- REQUIRED WORK
Go through the records and give each one again exactly, omitting the images.

....

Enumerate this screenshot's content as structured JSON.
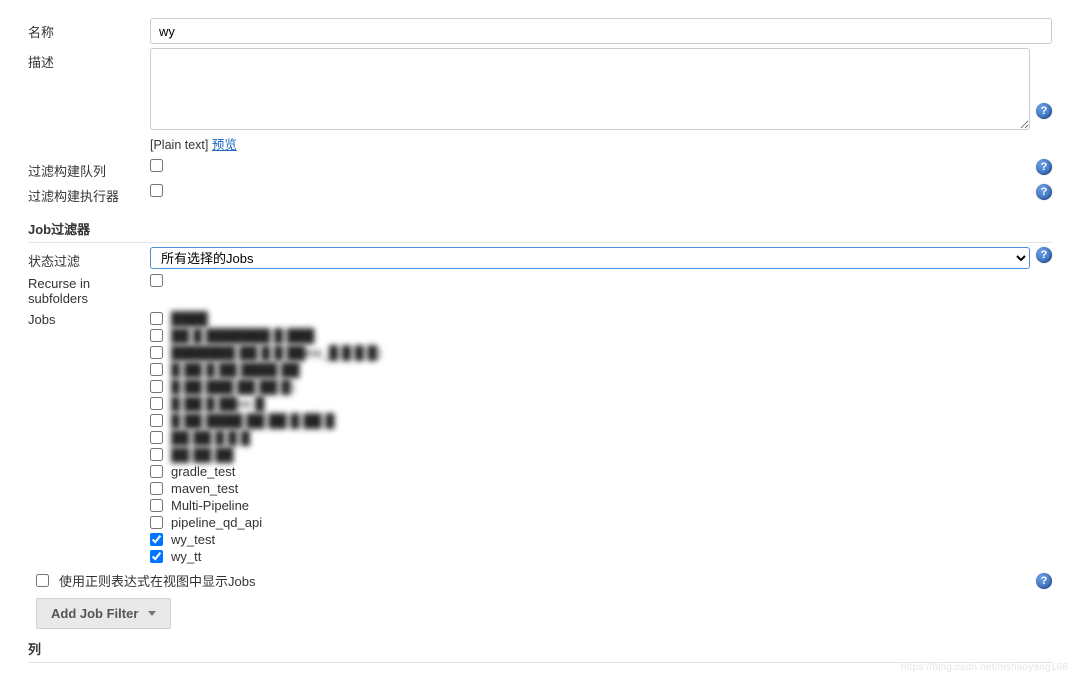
{
  "labels": {
    "name": "名称",
    "description": "描述",
    "desc_hint_prefix": "[Plain text] ",
    "desc_hint_link": "预览",
    "filter_queue": "过滤构建队列",
    "filter_executors": "过滤构建执行器",
    "section_job_filter": "Job过滤器",
    "status_filter": "状态过滤",
    "recurse": "Recurse in subfolders",
    "jobs": "Jobs",
    "use_regex": "使用正则表达式在视图中显示Jobs",
    "add_job_filter": "Add Job Filter",
    "columns": "列"
  },
  "values": {
    "name": "wy",
    "description": "",
    "filter_queue": false,
    "filter_executors": false,
    "status_filter_selected": "所有选择的Jobs",
    "recurse": false,
    "use_regex": false
  },
  "jobs": [
    {
      "label": "████",
      "checked": false,
      "blur": true
    },
    {
      "label": "██ █ ███████ █  ███",
      "checked": false,
      "blur": true
    },
    {
      "label": "███████ ██ █ █ ██ew_█ █ █ █)",
      "checked": false,
      "blur": true
    },
    {
      "label": "█ ██  █ ██ ████ ██",
      "checked": false,
      "blur": true
    },
    {
      "label": "█  ██  ███ ██   ██ █)",
      "checked": false,
      "blur": true
    },
    {
      "label": "█ ██  █ ██ee  █",
      "checked": false,
      "blur": true
    },
    {
      "label": "█ ██  ████ ██ ██  █ ██  █",
      "checked": false,
      "blur": true
    },
    {
      "label": "██ ██ █ █ █",
      "checked": false,
      "blur": true
    },
    {
      "label": "██ ██ ██",
      "checked": false,
      "blur": true
    },
    {
      "label": "gradle_test",
      "checked": false,
      "blur": false
    },
    {
      "label": "maven_test",
      "checked": false,
      "blur": false
    },
    {
      "label": "Multi-Pipeline",
      "checked": false,
      "blur": false
    },
    {
      "label": "pipeline_qd_api",
      "checked": false,
      "blur": false
    },
    {
      "label": "wy_test",
      "checked": true,
      "blur": false
    },
    {
      "label": "wy_tt",
      "checked": true,
      "blur": false
    }
  ],
  "watermark": "https://blog.csdn.net/nishaoyang168"
}
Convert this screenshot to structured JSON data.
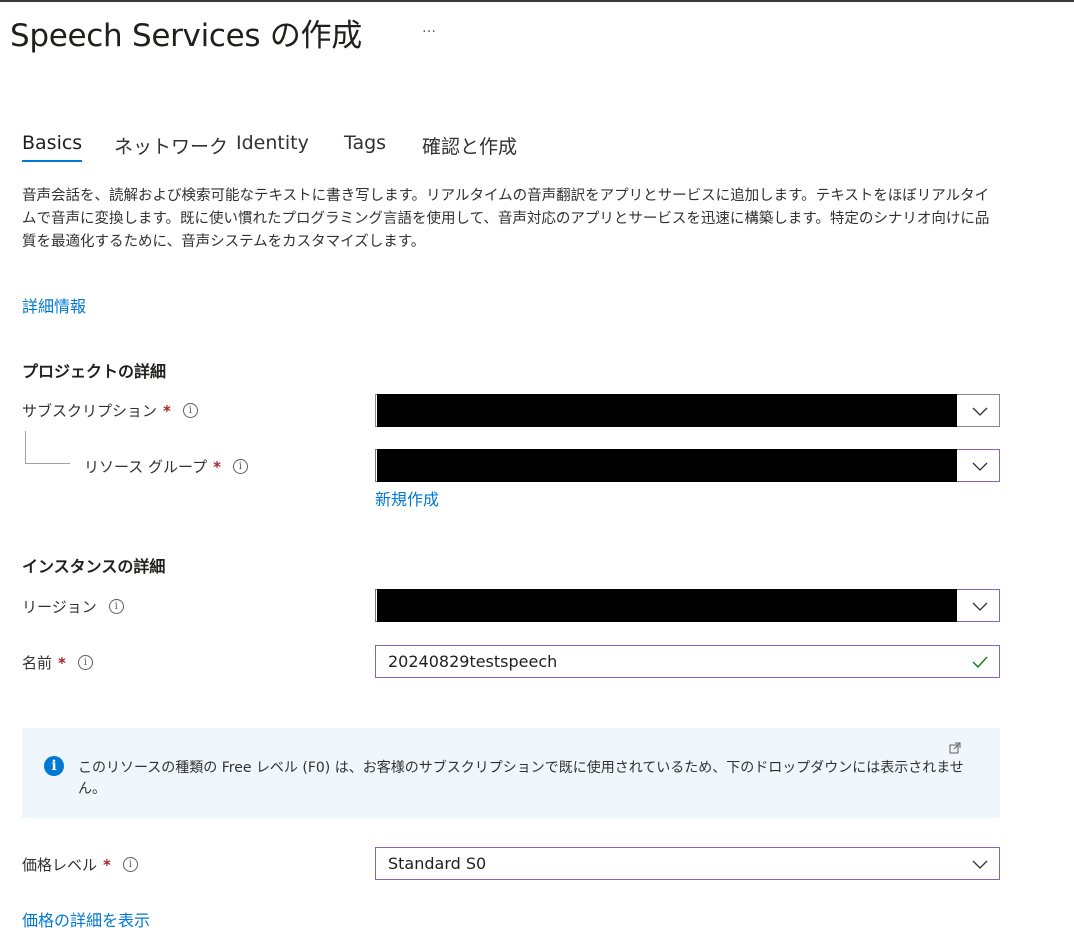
{
  "header": {
    "title": "Speech Services の作成",
    "more": "…"
  },
  "tabs": [
    {
      "label": "Basics",
      "active": true
    },
    {
      "label": "ネットワーク"
    },
    {
      "label": "Identity"
    },
    {
      "label": "Tags"
    },
    {
      "label": "確認と作成"
    }
  ],
  "description": "音声会話を、読解および検索可能なテキストに書き写します。リアルタイムの音声翻訳をアプリとサービスに追加します。テキストをほぼリアルタイムで音声に変換します。既に使い慣れたプログラミング言語を使用して、音声対応のアプリとサービスを迅速に構築します。特定のシナリオ向けに品質を最適化するために、音声システムをカスタマイズします。",
  "learn_more": "詳細情報",
  "project": {
    "section_title": "プロジェクトの詳細",
    "subscription_label": "サブスクリプション",
    "resource_group_label": "リソース グループ",
    "create_new": "新規作成"
  },
  "instance": {
    "section_title": "インスタンスの詳細",
    "region_label": "リージョン",
    "name_label": "名前",
    "name_value": "20240829testspeech"
  },
  "notice": {
    "text": "このリソースの種類の Free レベル (F0) は、お客様のサブスクリプションで既に使用されているため、下のドロップダウンには表示されません。"
  },
  "pricing": {
    "label": "価格レベル",
    "value": "Standard S0",
    "details_link": "価格の詳細を表示"
  },
  "common": {
    "required": "*",
    "info": "i"
  },
  "colors": {
    "accent": "#0078d4",
    "required": "#a4262c",
    "focus_border": "#8764b8",
    "valid": "#107c10",
    "notice_bg": "#eff6fc"
  }
}
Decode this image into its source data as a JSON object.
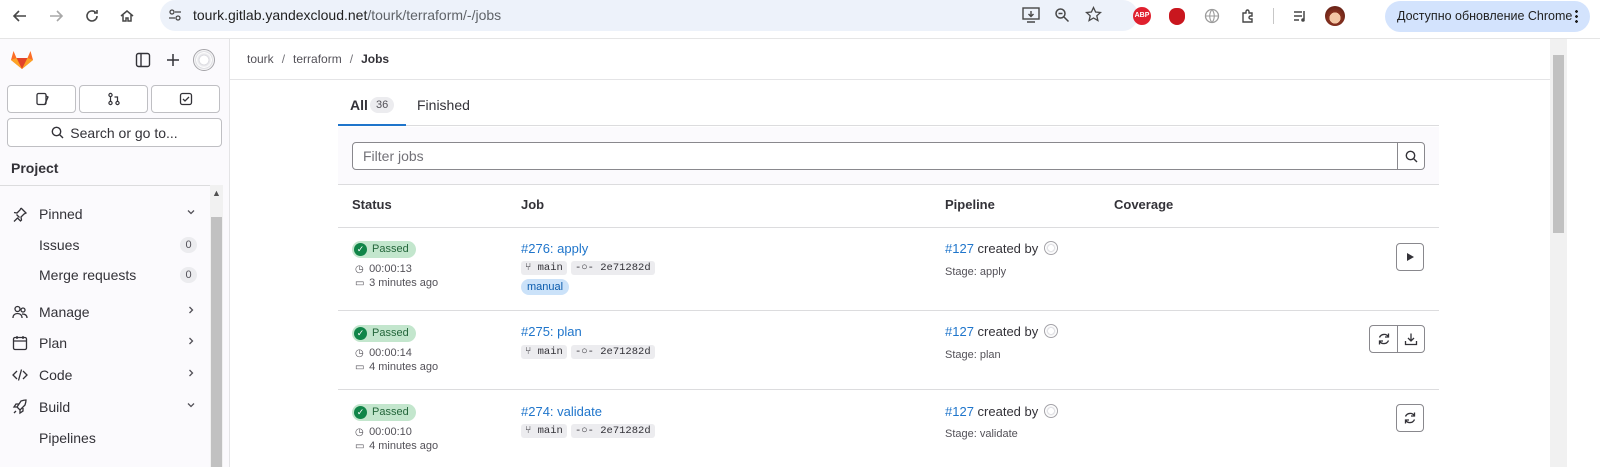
{
  "browser": {
    "url_host": "tourk.gitlab.yandexcloud.net",
    "url_path": "/tourk/terraform/-/jobs",
    "update_label": "Доступно обновление Chrome",
    "abp_label": "ABP"
  },
  "sidebar": {
    "search_label": "Search or go to...",
    "section_title": "Project",
    "items": [
      {
        "label": "Pinned",
        "icon": "pin-icon"
      },
      {
        "label": "Issues",
        "count": "0"
      },
      {
        "label": "Merge requests",
        "count": "0"
      },
      {
        "label": "Manage",
        "icon": "users-icon"
      },
      {
        "label": "Plan",
        "icon": "planning-icon"
      },
      {
        "label": "Code",
        "icon": "code-icon"
      },
      {
        "label": "Build",
        "icon": "rocket-icon"
      },
      {
        "label": "Pipelines"
      }
    ]
  },
  "breadcrumb": {
    "items": [
      "tourk",
      "terraform"
    ],
    "current": "Jobs",
    "separator": "/"
  },
  "tabs": {
    "all_label": "All",
    "all_count": "36",
    "finished_label": "Finished"
  },
  "filter": {
    "placeholder": "Filter jobs"
  },
  "table": {
    "headers": {
      "status": "Status",
      "job": "Job",
      "pipeline": "Pipeline",
      "coverage": "Coverage"
    },
    "rows": [
      {
        "status": "Passed",
        "duration": "00:00:13",
        "finished": "3 minutes ago",
        "job": "#276: apply",
        "branch": "main",
        "commit": "2e71282d",
        "tag": "manual",
        "pipeline": "#127",
        "created_by": "created by",
        "stage": "Stage: apply"
      },
      {
        "status": "Passed",
        "duration": "00:00:14",
        "finished": "4 minutes ago",
        "job": "#275: plan",
        "branch": "main",
        "commit": "2e71282d",
        "pipeline": "#127",
        "created_by": "created by",
        "stage": "Stage: plan"
      },
      {
        "status": "Passed",
        "duration": "00:00:10",
        "finished": "4 minutes ago",
        "job": "#274: validate",
        "branch": "main",
        "commit": "2e71282d",
        "pipeline": "#127",
        "created_by": "created by",
        "stage": "Stage: validate"
      }
    ]
  },
  "colors": {
    "link": "#1f75cb",
    "success_bg": "#c3e6cd",
    "success": "#108548",
    "tab_accent": "#1f75cb"
  }
}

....

- ANSWER
Enumerate this screenshot's content as structured JSON.
{
  "labels": {
    "name": "名称",
    "description": "描述",
    "desc_hint_prefix": "[Plain text] ",
    "desc_hint_link": "预览",
    "filter_queue": "过滤构建队列",
    "filter_executors": "过滤构建执行器",
    "section_job_filter": "Job过滤器",
    "status_filter": "状态过滤",
    "recurse": "Recurse in subfolders",
    "jobs": "Jobs",
    "use_regex": "使用正则表达式在视图中显示Jobs",
    "add_job_filter": "Add Job Filter",
    "columns": "列"
  },
  "values": {
    "name": "wy",
    "description": "",
    "filter_queue": false,
    "filter_executors": false,
    "status_filter_selected": "所有选择的Jobs",
    "recurse": false,
    "use_regex": false
  },
  "jobs": [
    {
      "label": "████",
      "checked": false,
      "blur": true
    },
    {
      "label": "██ █ ███████ █  ███",
      "checked": false,
      "blur": true
    },
    {
      "label": "███████ ██ █ █ ██ew_█ █ █ █)",
      "checked": false,
      "blur": true
    },
    {
      "label": "█ ██  █ ██ ████ ██",
      "checked": false,
      "blur": true
    },
    {
      "label": "█  ██  ███ ██   ██ █)",
      "checked": false,
      "blur": true
    },
    {
      "label": "█ ██  █ ██ee  █",
      "checked": false,
      "blur": true
    },
    {
      "label": "█ ██  ████ ██ ██  █ ██  █",
      "checked": false,
      "blur": true
    },
    {
      "label": "██ ██ █ █ █",
      "checked": false,
      "blur": true
    },
    {
      "label": "██ ██ ██",
      "checked": false,
      "blur": true
    },
    {
      "label": "gradle_test",
      "checked": false,
      "blur": false
    },
    {
      "label": "maven_test",
      "checked": false,
      "blur": false
    },
    {
      "label": "Multi-Pipeline",
      "checked": false,
      "blur": false
    },
    {
      "label": "pipeline_qd_api",
      "checked": false,
      "blur": false
    },
    {
      "label": "wy_test",
      "checked": true,
      "blur": false
    },
    {
      "label": "wy_tt",
      "checked": true,
      "blur": false
    }
  ],
  "watermark": "https://blog.csdn.net/nishaoyang168"
}
Convert this screenshot to structured JSON data.
{
  "header": {
    "title": "Speech Services の作成",
    "more": "…"
  },
  "tabs": [
    {
      "label": "Basics",
      "active": true
    },
    {
      "label": "ネットワーク"
    },
    {
      "label": "Identity"
    },
    {
      "label": "Tags"
    },
    {
      "label": "確認と作成"
    }
  ],
  "description": "音声会話を、読解および検索可能なテキストに書き写します。リアルタイムの音声翻訳をアプリとサービスに追加します。テキストをほぼリアルタイムで音声に変換します。既に使い慣れたプログラミング言語を使用して、音声対応のアプリとサービスを迅速に構築します。特定のシナリオ向けに品質を最適化するために、音声システムをカスタマイズします。",
  "learn_more": "詳細情報",
  "project": {
    "section_title": "プロジェクトの詳細",
    "subscription_label": "サブスクリプション",
    "resource_group_label": "リソース グループ",
    "create_new": "新規作成"
  },
  "instance": {
    "section_title": "インスタンスの詳細",
    "region_label": "リージョン",
    "name_label": "名前",
    "name_value": "20240829testspeech"
  },
  "notice": {
    "text": "このリソースの種類の Free レベル (F0) は、お客様のサブスクリプションで既に使用されているため、下のドロップダウンには表示されません。"
  },
  "pricing": {
    "label": "価格レベル",
    "value": "Standard S0",
    "details_link": "価格の詳細を表示"
  },
  "common": {
    "required": "*",
    "info": "i"
  },
  "colors": {
    "accent": "#0078d4",
    "required": "#a4262c",
    "focus_border": "#8764b8",
    "valid": "#107c10",
    "notice_bg": "#eff6fc"
  }
}
Decode this image into its source data as a JSON object.
{
  "browser": {
    "url_host": "tourk.gitlab.yandexcloud.net",
    "url_path": "/tourk/terraform/-/jobs",
    "update_label": "Доступно обновление Chrome",
    "abp_label": "ABP"
  },
  "sidebar": {
    "search_label": "Search or go to...",
    "section_title": "Project",
    "items": [
      {
        "label": "Pinned",
        "icon": "pin-icon"
      },
      {
        "label": "Issues",
        "count": "0"
      },
      {
        "label": "Merge requests",
        "count": "0"
      },
      {
        "label": "Manage",
        "icon": "users-icon"
      },
      {
        "label": "Plan",
        "icon": "planning-icon"
      },
      {
        "label": "Code",
        "icon": "code-icon"
      },
      {
        "label": "Build",
        "icon": "rocket-icon"
      },
      {
        "label": "Pipelines"
      }
    ]
  },
  "breadcrumb": {
    "items": [
      "tourk",
      "terraform"
    ],
    "current": "Jobs",
    "separator": "/"
  },
  "tabs": {
    "all_label": "All",
    "all_count": "36",
    "finished_label": "Finished"
  },
  "filter": {
    "placeholder": "Filter jobs"
  },
  "table": {
    "headers": {
      "status": "Status",
      "job": "Job",
      "pipeline": "Pipeline",
      "coverage": "Coverage"
    },
    "rows": [
      {
        "status": "Passed",
        "duration": "00:00:13",
        "finished": "3 minutes ago",
        "job": "#276: apply",
        "branch": "main",
        "commit": "2e71282d",
        "tag": "manual",
        "pipeline": "#127",
        "created_by": "created by",
        "stage": "Stage: apply"
      },
      {
        "status": "Passed",
        "duration": "00:00:14",
        "finished": "4 minutes ago",
        "job": "#275: plan",
        "branch": "main",
        "commit": "2e71282d",
        "pipeline": "#127",
        "created_by": "created by",
        "stage": "Stage: plan"
      },
      {
        "status": "Passed",
        "duration": "00:00:10",
        "finished": "4 minutes ago",
        "job": "#274: validate",
        "branch": "main",
        "commit": "2e71282d",
        "pipeline": "#127",
        "created_by": "created by",
        "stage": "Stage: validate"
      }
    ]
  },
  "colors": {
    "link": "#1f75cb",
    "success_bg": "#c3e6cd",
    "success": "#108548",
    "tab_accent": "#1f75cb"
  }
}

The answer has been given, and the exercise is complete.